■ **DATA UNDER STUDY**
────────────────────────────────────────

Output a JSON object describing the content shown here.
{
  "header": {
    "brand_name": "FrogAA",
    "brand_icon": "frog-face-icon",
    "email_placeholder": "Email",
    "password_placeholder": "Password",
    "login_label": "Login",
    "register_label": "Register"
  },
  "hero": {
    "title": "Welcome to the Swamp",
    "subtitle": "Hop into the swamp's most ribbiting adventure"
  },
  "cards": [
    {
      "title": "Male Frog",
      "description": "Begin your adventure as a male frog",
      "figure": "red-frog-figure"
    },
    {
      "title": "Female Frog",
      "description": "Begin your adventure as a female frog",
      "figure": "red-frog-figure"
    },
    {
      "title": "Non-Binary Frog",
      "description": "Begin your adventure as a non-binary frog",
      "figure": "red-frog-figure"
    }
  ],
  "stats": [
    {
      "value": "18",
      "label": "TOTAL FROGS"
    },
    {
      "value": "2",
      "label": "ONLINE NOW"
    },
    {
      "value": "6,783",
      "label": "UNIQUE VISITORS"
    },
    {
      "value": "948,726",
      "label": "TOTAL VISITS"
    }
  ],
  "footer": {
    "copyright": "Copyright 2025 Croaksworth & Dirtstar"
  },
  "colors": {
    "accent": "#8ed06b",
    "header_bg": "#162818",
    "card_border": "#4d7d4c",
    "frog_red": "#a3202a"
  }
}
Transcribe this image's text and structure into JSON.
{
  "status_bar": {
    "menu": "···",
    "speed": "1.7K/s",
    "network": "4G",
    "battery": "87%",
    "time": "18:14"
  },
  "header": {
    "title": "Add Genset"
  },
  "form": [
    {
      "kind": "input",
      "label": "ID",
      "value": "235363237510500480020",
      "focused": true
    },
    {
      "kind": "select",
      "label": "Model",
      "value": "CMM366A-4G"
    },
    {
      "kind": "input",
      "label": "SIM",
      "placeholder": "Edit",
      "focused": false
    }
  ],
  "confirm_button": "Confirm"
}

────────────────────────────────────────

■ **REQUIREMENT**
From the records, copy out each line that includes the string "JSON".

■ **YOUR RESPONSE**
Output a JSON object describing the content shown here.
Transcribe this image's text and structure into JSON.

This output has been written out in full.